For each line of the material below, give that line again word for word.

-- Opening Marker --

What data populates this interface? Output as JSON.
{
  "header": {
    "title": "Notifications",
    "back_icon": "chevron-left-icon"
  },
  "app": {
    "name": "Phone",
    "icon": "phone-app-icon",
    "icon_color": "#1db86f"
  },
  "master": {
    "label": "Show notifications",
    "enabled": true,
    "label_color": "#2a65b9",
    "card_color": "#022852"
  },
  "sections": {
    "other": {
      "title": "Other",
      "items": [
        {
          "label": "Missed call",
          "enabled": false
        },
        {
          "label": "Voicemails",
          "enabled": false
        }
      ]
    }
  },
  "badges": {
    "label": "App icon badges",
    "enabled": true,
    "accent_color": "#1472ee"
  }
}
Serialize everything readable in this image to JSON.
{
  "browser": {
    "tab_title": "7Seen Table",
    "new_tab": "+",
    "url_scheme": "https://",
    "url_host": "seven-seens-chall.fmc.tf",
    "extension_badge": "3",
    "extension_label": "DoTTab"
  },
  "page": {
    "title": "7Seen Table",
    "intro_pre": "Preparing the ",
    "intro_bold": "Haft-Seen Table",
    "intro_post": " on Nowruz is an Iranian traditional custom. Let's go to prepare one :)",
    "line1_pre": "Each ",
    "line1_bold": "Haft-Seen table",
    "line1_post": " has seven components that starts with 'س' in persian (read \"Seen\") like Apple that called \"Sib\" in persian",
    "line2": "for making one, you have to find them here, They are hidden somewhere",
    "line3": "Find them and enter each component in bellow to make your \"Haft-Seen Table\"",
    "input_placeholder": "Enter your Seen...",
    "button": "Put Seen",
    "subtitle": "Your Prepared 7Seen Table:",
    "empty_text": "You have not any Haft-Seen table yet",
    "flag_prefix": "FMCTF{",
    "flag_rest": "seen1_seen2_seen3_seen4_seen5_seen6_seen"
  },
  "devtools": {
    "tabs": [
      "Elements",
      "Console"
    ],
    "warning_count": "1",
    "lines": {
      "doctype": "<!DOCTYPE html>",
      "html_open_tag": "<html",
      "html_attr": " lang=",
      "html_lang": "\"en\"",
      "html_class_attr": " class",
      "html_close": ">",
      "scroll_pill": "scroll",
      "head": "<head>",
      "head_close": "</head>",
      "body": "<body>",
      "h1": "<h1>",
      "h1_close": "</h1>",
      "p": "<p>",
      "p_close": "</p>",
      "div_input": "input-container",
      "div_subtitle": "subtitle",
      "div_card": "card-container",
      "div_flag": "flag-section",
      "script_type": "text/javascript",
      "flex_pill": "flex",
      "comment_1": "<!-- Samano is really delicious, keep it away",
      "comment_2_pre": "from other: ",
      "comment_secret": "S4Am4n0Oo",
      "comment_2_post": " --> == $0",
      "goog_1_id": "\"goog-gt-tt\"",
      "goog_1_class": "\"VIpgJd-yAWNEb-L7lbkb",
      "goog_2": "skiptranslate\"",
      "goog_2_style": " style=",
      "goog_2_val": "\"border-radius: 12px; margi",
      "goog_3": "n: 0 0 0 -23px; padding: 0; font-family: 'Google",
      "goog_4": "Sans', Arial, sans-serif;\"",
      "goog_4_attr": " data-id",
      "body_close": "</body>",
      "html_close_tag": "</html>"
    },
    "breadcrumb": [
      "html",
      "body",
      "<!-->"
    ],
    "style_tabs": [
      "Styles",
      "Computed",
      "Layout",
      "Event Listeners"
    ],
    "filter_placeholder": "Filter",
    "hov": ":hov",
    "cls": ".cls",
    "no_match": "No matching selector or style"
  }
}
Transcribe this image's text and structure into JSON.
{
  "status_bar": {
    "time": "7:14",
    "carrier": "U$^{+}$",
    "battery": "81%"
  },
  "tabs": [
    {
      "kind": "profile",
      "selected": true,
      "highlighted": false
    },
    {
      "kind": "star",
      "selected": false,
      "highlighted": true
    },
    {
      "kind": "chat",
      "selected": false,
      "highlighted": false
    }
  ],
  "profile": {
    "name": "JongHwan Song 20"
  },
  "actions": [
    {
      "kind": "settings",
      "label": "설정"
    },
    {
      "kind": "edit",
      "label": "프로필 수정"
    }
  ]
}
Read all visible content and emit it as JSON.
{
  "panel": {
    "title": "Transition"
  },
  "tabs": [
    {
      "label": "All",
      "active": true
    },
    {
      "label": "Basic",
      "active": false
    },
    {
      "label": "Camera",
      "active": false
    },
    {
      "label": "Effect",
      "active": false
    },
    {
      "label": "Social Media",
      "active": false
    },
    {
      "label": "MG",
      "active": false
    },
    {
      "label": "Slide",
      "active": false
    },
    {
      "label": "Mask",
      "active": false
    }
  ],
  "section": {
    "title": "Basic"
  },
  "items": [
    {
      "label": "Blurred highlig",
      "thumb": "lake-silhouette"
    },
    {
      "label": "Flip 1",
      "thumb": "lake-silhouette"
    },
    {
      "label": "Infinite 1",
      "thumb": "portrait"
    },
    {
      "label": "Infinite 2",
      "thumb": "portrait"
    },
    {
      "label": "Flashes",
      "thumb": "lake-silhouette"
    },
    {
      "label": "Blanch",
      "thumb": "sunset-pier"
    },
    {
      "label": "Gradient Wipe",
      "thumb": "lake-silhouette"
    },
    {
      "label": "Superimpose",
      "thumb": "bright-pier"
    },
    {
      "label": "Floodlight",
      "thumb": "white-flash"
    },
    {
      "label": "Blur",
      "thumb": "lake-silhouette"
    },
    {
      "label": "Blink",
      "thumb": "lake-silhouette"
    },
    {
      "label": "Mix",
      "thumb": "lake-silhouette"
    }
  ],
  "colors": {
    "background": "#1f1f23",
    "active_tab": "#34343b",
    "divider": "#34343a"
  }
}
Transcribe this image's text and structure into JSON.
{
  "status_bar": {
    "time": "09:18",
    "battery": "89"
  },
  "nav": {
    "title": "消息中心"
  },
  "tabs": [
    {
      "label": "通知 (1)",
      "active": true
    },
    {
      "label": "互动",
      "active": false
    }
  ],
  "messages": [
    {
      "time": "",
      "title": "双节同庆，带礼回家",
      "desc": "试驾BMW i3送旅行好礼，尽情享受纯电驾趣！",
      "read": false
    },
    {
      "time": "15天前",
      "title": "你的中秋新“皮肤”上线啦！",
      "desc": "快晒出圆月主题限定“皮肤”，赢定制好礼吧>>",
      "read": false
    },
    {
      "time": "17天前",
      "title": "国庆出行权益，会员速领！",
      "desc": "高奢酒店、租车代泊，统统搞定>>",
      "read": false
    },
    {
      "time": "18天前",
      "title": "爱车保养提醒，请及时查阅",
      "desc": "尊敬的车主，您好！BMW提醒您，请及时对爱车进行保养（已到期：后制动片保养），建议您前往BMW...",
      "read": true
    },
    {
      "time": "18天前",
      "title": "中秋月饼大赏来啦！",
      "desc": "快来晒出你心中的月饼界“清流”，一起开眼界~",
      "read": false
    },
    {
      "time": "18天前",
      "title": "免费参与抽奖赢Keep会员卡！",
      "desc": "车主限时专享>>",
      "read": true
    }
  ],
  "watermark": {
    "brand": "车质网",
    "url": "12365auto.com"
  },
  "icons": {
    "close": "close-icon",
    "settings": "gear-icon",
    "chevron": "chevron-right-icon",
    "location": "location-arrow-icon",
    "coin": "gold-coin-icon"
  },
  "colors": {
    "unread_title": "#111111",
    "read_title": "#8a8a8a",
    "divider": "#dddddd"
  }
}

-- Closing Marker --

◆ Response
What data populates this interface? Output as JSON.
{
  "header": {
    "title": "Notifications",
    "back_icon": "chevron-left-icon"
  },
  "app": {
    "name": "Phone",
    "icon": "phone-app-icon",
    "icon_color": "#1db86f"
  },
  "master": {
    "label": "Show notifications",
    "enabled": true,
    "label_color": "#2a65b9",
    "card_color": "#022852"
  },
  "sections": {
    "other": {
      "title": "Other",
      "items": [
        {
          "label": "Missed call",
          "enabled": false
        },
        {
          "label": "Voicemails",
          "enabled": false
        }
      ]
    }
  },
  "badges": {
    "label": "App icon badges",
    "enabled": true,
    "accent_color": "#1472ee"
  }
}
Serialize everything readable in this image to JSON.
{
  "browser": {
    "tab_title": "7Seen Table",
    "new_tab": "+",
    "url_scheme": "https://",
    "url_host": "seven-seens-chall.fmc.tf",
    "extension_badge": "3",
    "extension_label": "DoTTab"
  },
  "page": {
    "title": "7Seen Table",
    "intro_pre": "Preparing the ",
    "intro_bold": "Haft-Seen Table",
    "intro_post": " on Nowruz is an Iranian traditional custom. Let's go to prepare one :)",
    "line1_pre": "Each ",
    "line1_bold": "Haft-Seen table",
    "line1_post": " has seven components that starts with 'س' in persian (read \"Seen\") like Apple that called \"Sib\" in persian",
    "line2": "for making one, you have to find them here, They are hidden somewhere",
    "line3": "Find them and enter each component in bellow to make your \"Haft-Seen Table\"",
    "input_placeholder": "Enter your Seen...",
    "button": "Put Seen",
    "subtitle": "Your Prepared 7Seen Table:",
    "empty_text": "You have not any Haft-Seen table yet",
    "flag_prefix": "FMCTF{",
    "flag_rest": "seen1_seen2_seen3_seen4_seen5_seen6_seen"
  },
  "devtools": {
    "tabs": [
      "Elements",
      "Console"
    ],
    "warning_count": "1",
    "lines": {
      "doctype": "<!DOCTYPE html>",
      "html_open_tag": "<html",
      "html_attr": " lang=",
      "html_lang": "\"en\"",
      "html_class_attr": " class",
      "html_close": ">",
      "scroll_pill": "scroll",
      "head": "<head>",
      "head_close": "</head>",
      "body": "<body>",
      "h1": "<h1>",
      "h1_close": "</h1>",
      "p": "<p>",
      "p_close": "</p>",
      "div_input": "input-container",
      "div_subtitle": "subtitle",
      "div_card": "card-container",
      "div_flag": "flag-section",
      "script_type": "text/javascript",
      "flex_pill": "flex",
      "comment_1": "<!-- Samano is really delicious, keep it away",
      "comment_2_pre": "from other: ",
      "comment_secret": "S4Am4n0Oo",
      "comment_2_post": " --> == $0",
      "goog_1_id": "\"goog-gt-tt\"",
      "goog_1_class": "\"VIpgJd-yAWNEb-L7lbkb",
      "goog_2": "skiptranslate\"",
      "goog_2_style": " style=",
      "goog_2_val": "\"border-radius: 12px; margi",
      "goog_3": "n: 0 0 0 -23px; padding: 0; font-family: 'Google",
      "goog_4": "Sans', Arial, sans-serif;\"",
      "goog_4_attr": " data-id",
      "body_close": "</body>",
      "html_close_tag": "</html>"
    },
    "breadcrumb": [
      "html",
      "body",
      "<!-->"
    ],
    "style_tabs": [
      "Styles",
      "Computed",
      "Layout",
      "Event Listeners"
    ],
    "filter_placeholder": "Filter",
    "hov": ":hov",
    "cls": ".cls",
    "no_match": "No matching selector or style"
  }
}
Transcribe this image's text and structure into JSON.
{
  "status_bar": {
    "time": "7:14",
    "carrier": "U$^{+}$",
    "battery": "81%"
  },
  "tabs": [
    {
      "kind": "profile",
      "selected": true,
      "highlighted": false
    },
    {
      "kind": "star",
      "selected": false,
      "highlighted": true
    },
    {
      "kind": "chat",
      "selected": false,
      "highlighted": false
    }
  ],
  "profile": {
    "name": "JongHwan Song 20"
  },
  "actions": [
    {
      "kind": "settings",
      "label": "설정"
    },
    {
      "kind": "edit",
      "label": "프로필 수정"
    }
  ]
}
Read all visible content and emit it as JSON.
{
  "panel": {
    "title": "Transition"
  },
  "tabs": [
    {
      "label": "All",
      "active": true
    },
    {
      "label": "Basic",
      "active": false
    },
    {
      "label": "Camera",
      "active": false
    },
    {
      "label": "Effect",
      "active": false
    },
    {
      "label": "Social Media",
      "active": false
    },
    {
      "label": "MG",
      "active": false
    },
    {
      "label": "Slide",
      "active": false
    },
    {
      "label": "Mask",
      "active": false
    }
  ],
  "section": {
    "title": "Basic"
  },
  "items": [
    {
      "label": "Blurred highlig",
      "thumb": "lake-silhouette"
    },
    {
      "label": "Flip 1",
      "thumb": "lake-silhouette"
    },
    {
      "label": "Infinite 1",
      "thumb": "portrait"
    },
    {
      "label": "Infinite 2",
      "thumb": "portrait"
    },
    {
      "label": "Flashes",
      "thumb": "lake-silhouette"
    },
    {
      "label": "Blanch",
      "thumb": "sunset-pier"
    },
    {
      "label": "Gradient Wipe",
      "thumb": "lake-silhouette"
    },
    {
      "label": "Superimpose",
      "thumb": "bright-pier"
    },
    {
      "label": "Floodlight",
      "thumb": "white-flash"
    },
    {
      "label": "Blur",
      "thumb": "lake-silhouette"
    },
    {
      "label": "Blink",
      "thumb": "lake-silhouette"
    },
    {
      "label": "Mix",
      "thumb": "lake-silhouette"
    }
  ],
  "colors": {
    "background": "#1f1f23",
    "active_tab": "#34343b",
    "divider": "#34343a"
  }
}
Transcribe this image's text and structure into JSON.
{
  "status_bar": {
    "time": "09:18",
    "battery": "89"
  },
  "nav": {
    "title": "消息中心"
  },
  "tabs": [
    {
      "label": "通知 (1)",
      "active": true
    },
    {
      "label": "互动",
      "active": false
    }
  ],
  "messages": [
    {
      "time": "",
      "title": "双节同庆，带礼回家",
      "desc": "试驾BMW i3送旅行好礼，尽情享受纯电驾趣！",
      "read": false
    },
    {
      "time": "15天前",
      "title": "你的中秋新“皮肤”上线啦！",
      "desc": "快晒出圆月主题限定“皮肤”，赢定制好礼吧>>",
      "read": false
    },
    {
      "time": "17天前",
      "title": "国庆出行权益，会员速领！",
      "desc": "高奢酒店、租车代泊，统统搞定>>",
      "read": false
    },
    {
      "time": "18天前",
      "title": "爱车保养提醒，请及时查阅",
      "desc": "尊敬的车主，您好！BMW提醒您，请及时对爱车进行保养（已到期：后制动片保养），建议您前往BMW...",
      "read": true
    },
    {
      "time": "18天前",
      "title": "中秋月饼大赏来啦！",
      "desc": "快来晒出你心中的月饼界“清流”，一起开眼界~",
      "read": false
    },
    {
      "time": "18天前",
      "title": "免费参与抽奖赢Keep会员卡！",
      "desc": "车主限时专享>>",
      "read": true
    }
  ],
  "watermark": {
    "brand": "车质网",
    "url": "12365auto.com"
  },
  "icons": {
    "close": "close-icon",
    "settings": "gear-icon",
    "chevron": "chevron-right-icon",
    "location": "location-arrow-icon",
    "coin": "gold-coin-icon"
  },
  "colors": {
    "unread_title": "#111111",
    "read_title": "#8a8a8a",
    "divider": "#dddddd"
  }
}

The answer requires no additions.